Thanks to everyone who participated in last month's giveaway for How the Sphinx Got to the Museum by Jessie Hartland (Blue Apple Books, 2010). In that post, I asked commenters for their best behind-the-scenes-at-the-museum questions (such as this one from Janelle's daughter, who asks, "Why can't I touch that?").
Some of those questions--about curatorial work, exhibition design, conservation and more--are answered in The Nine Ton Cat: Behind the Scenes at an Art Museum by Peggy Thomson with Barbara Moore; edited by Carol Leon (Houghton Mifflin, in association with the National Gallery of Art, Washington, DC, 1997). Now out-of-print (and maybe slightly out-of-date as well), The Nine-Ton Cat is a book for older readers (9-12 and up), who might be inspired to consider a museum-related career. It's loosely organized around a day at the National Gallery, beginning at 6am with a guard patrolling the halls and ending at 6m with a planning meeting for this very book.
In between, The Nine-Ton Cat takes you into the "private spaces" of the museum: the design studio, conservation lab, library, and greenhouse (yes, the National Gallery has its own greenhouses on site) for a close look at the work that goes on there. Detailed text, with lots of quotes from unnamed Gallery staff, and photographs contribute to the behind-the scenes appeal.

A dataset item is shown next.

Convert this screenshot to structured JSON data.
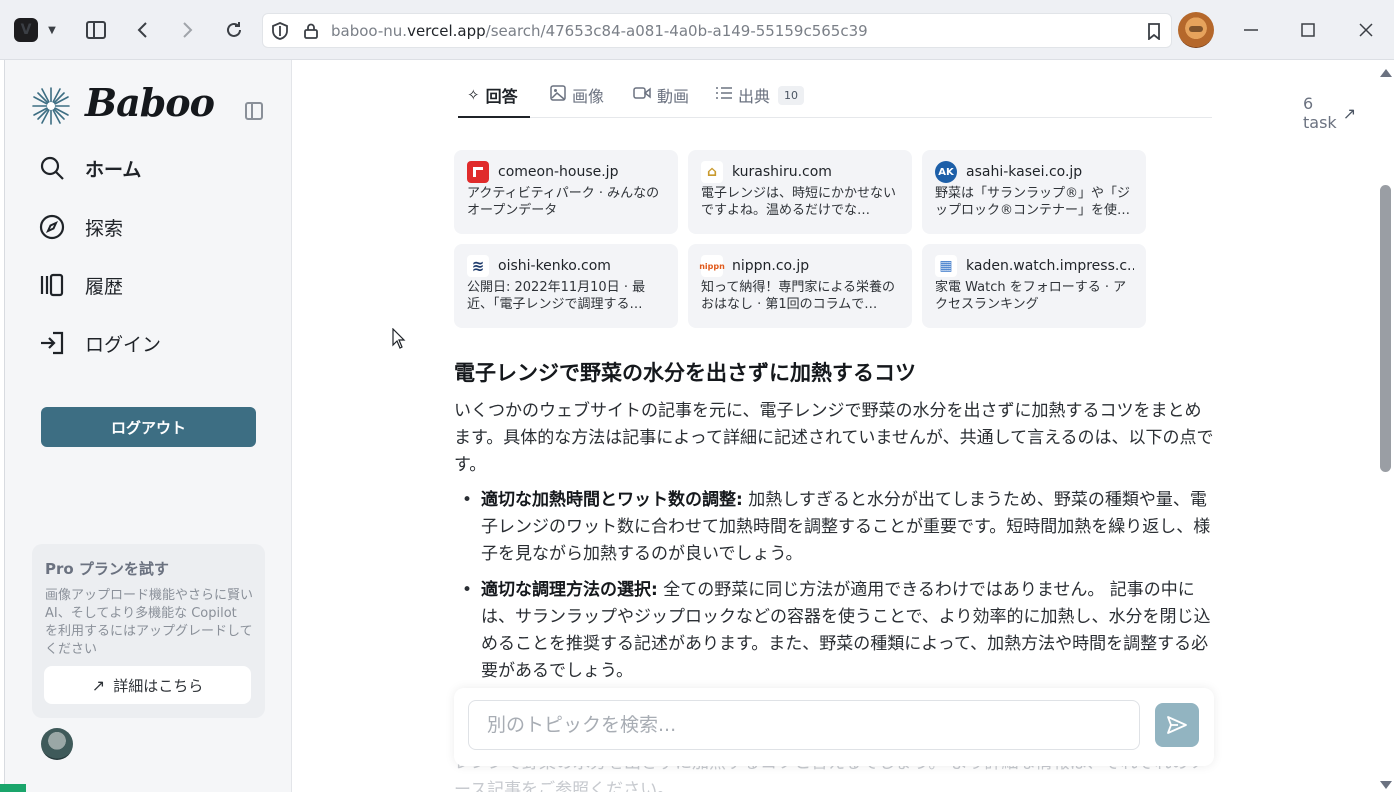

I would love to see an updated edition of The Nine-Ton Cat, perhaps in a larger, more clearly organized format (it's easy to lose your place, in much the same way that it's easy to get lost at the Gallery). In the meantime, congratulations to Christine Mingus, winner of How the Sphinx Got to the Museum! I think her elementary school students will love it.
[One of my favorite anecdotes from The Nine-Ton Cat: The head of the horticultural staff wishes that Rubens Peale (in a portrait painted by his brother Rembrandt, 1801) would water his geranium! It does look a little wilted, doesn't it?]